I had surgery several days ago and will be out of the loop for a couple of weeks. It’s too soon to tell if I’ll be able to produce coherent columns after that.
A lot will depend on whether I ever produced anything coherent in the first place. There are differing opinions in that regard, which is as it should be.
When I first started doing this some 25 years ago, I focused mainly on winding up my own people: Latter-day Saints.
It was easy. I’ve been Mormon my entire life and understand well the various idiosyncrasies of my clan. There are five types of Mormons, I wrote, all with their own quirks. Quickly named, they are liberal, genuine, conservative, orthodox and Nazi Mormons.
Note: It’s possible to move from one category to the next, but it takes an enormous amount of time and effort. That’s because these categories are fundamentally based on personality traits. For example, many Nazi Mormons who slide away from the church become Nazi Ex-Mormons, every bit as rabid against the church as they were for it.
Here’s the thing: There basically are five kinds of every group.
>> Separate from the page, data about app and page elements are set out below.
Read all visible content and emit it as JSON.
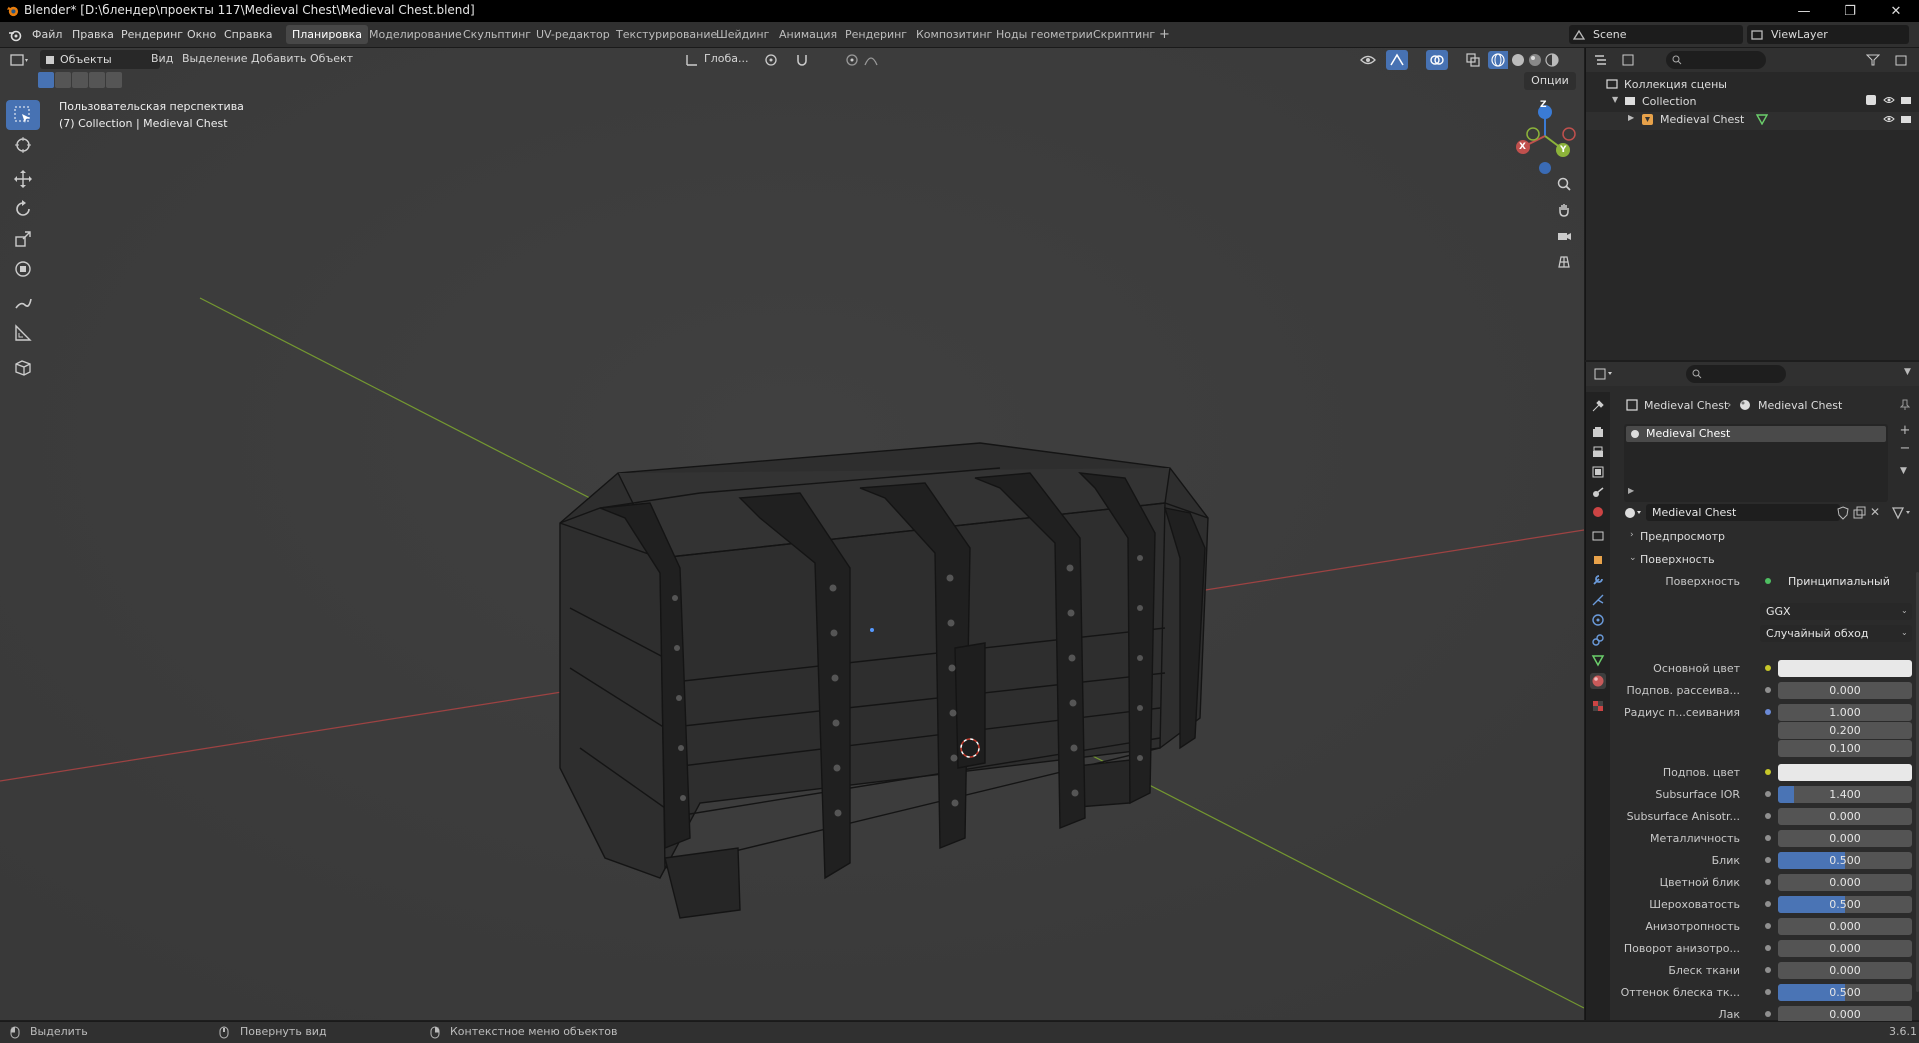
{
  "window": {
    "title": "Blender* [D:\\блендер\\проекты 117\\Medieval Chest\\Medieval Chest.blend]",
    "minimize": "—",
    "maximize": "❐",
    "close": "✕"
  },
  "menu": [
    "Файл",
    "Правка",
    "Рендеринг",
    "Окно",
    "Справка"
  ],
  "workspaces": {
    "active": "Планировка",
    "tabs": [
      "Моделирование",
      "Скульптинг",
      "UV-редактор",
      "Текстурирование",
      "Шейдинг",
      "Анимация",
      "Рендеринг",
      "Композитинг",
      "Ноды геометрии",
      "Скриптинг"
    ],
    "add": "+"
  },
  "scene": {
    "name": "Scene",
    "view_layer": "ViewLayer"
  },
  "viewport": {
    "mode": "Объекты",
    "menus": [
      "Вид",
      "Выделение",
      "Добавить",
      "Объект"
    ],
    "orientation": "Глоба...",
    "options": "Опции",
    "view_name": "Пользовательская перспектива",
    "collection_info": "(7) Collection | Medieval Chest",
    "gizmo": {
      "x": "X",
      "y": "Y",
      "z": "Z"
    }
  },
  "outliner": {
    "scene_collection": "Коллекция сцены",
    "collection": "Collection",
    "object": "Medieval Chest"
  },
  "properties": {
    "breadcrumb_object": "Medieval Chest",
    "breadcrumb_material": "Medieval Chest",
    "slot_name": "Medieval Chest",
    "material_name": "Medieval Chest",
    "section_preview": "Предпросмотр",
    "section_surface": "Поверхность",
    "surface_label": "Поверхность",
    "surface_value": "Принципиальный BSDF",
    "distribution": "GGX",
    "subsurface_method": "Случайный обход",
    "rows": [
      {
        "label": "Основной цвет",
        "value": "",
        "type": "color",
        "dot": "yellow"
      },
      {
        "label": "Подпов. рассеива...",
        "value": "0.000",
        "type": "num",
        "dot": "grey"
      },
      {
        "label": "Радиус п...сеивания",
        "value": "1.000",
        "type": "num",
        "dot": "blue"
      },
      {
        "label": "",
        "value": "0.200",
        "type": "num",
        "dot": "none"
      },
      {
        "label": "",
        "value": "0.100",
        "type": "num",
        "dot": "none"
      },
      {
        "label": "Подпов. цвет",
        "value": "",
        "type": "color",
        "dot": "yellow"
      },
      {
        "label": "Subsurface IOR",
        "value": "1.400",
        "type": "num",
        "dot": "grey",
        "fill": 0.12
      },
      {
        "label": "Subsurface Anisotr...",
        "value": "0.000",
        "type": "num",
        "dot": "grey"
      },
      {
        "label": "Металличность",
        "value": "0.000",
        "type": "num",
        "dot": "grey"
      },
      {
        "label": "Блик",
        "value": "0.500",
        "type": "num",
        "dot": "grey",
        "fill": 0.5
      },
      {
        "label": "Цветной блик",
        "value": "0.000",
        "type": "num",
        "dot": "grey"
      },
      {
        "label": "Шероховатость",
        "value": "0.500",
        "type": "num",
        "dot": "grey",
        "fill": 0.5
      },
      {
        "label": "Анизотропность",
        "value": "0.000",
        "type": "num",
        "dot": "grey"
      },
      {
        "label": "Поворот анизотро...",
        "value": "0.000",
        "type": "num",
        "dot": "grey"
      },
      {
        "label": "Блеск ткани",
        "value": "0.000",
        "type": "num",
        "dot": "grey"
      },
      {
        "label": "Оттенок блеска тк...",
        "value": "0.500",
        "type": "num",
        "dot": "grey",
        "fill": 0.5
      },
      {
        "label": "Лак",
        "value": "0.000",
        "type": "num",
        "dot": "grey"
      }
    ]
  },
  "statusbar": {
    "select": "Выделить",
    "rotate": "Повернуть вид",
    "context": "Контекстное меню объектов",
    "version": "3.6.1"
  },
  "colors": {
    "accent": "#4772b3",
    "viewport_bg": "#3d3d3d",
    "x_axis": "#c0504d",
    "y_axis": "#8cb33a",
    "z_axis": "#3a7bd5"
  }
}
Take gun owners, for example. There are:
Liberal gun owners • This is someone who doesn’t particularly like guns but might have a BB gun or an old .22-caliber rifle.
Genuine gun owners • This person owns guns but treats them (and other people) with the respect they deserve.
Conservative gun owners • This is the typical Utahn with guns for all types of hunting and plinking, and likes the idea of owning guns to provide for (and protect) loved ones.
Orthodox gun owners • This person is really into military-style weapons for hunting and home protection, defense against tyranny, and Russian paratroopers. The Second Amendment, this gun owner believes, should be considered Scripture.
Nazi gun owner • This person owns in excess of 50 guns, half of which are illegal, and dreams of possessing an M61 Vulcan rotary (Gatling) 20 mm cannon, capable of firing 6,000 rounds a minute, which of course would be used only for duck and rabbit hunting.
These categories of belief extend to hobbies, politics and virtually anything else humans can form opinions about — drugs, abortion, taxes, football, music, marriage, pornography. Essentially, any topic that begins with a difference of opinion and ends in a fistfight.
It’s not bad to belong to a group that attracts controversy. It is bad if your support extends to endorsing the people who give it a bad name. Abortion comes to mind. Proclaiming abortion is terrible is OK, but bombing an abortion clinic isn’t.
People will always disagree. I like to think that’s what makes being human so interesting. Viewed in the right light, these disagreements can be regarded as great learning experiences.
Fundamentally, what we believe isn’t nearly as important as how we choose to believe it.
Robert Kirby is The Salt Lake Tribune’s humor columnist. Follow Kirby on Facebook.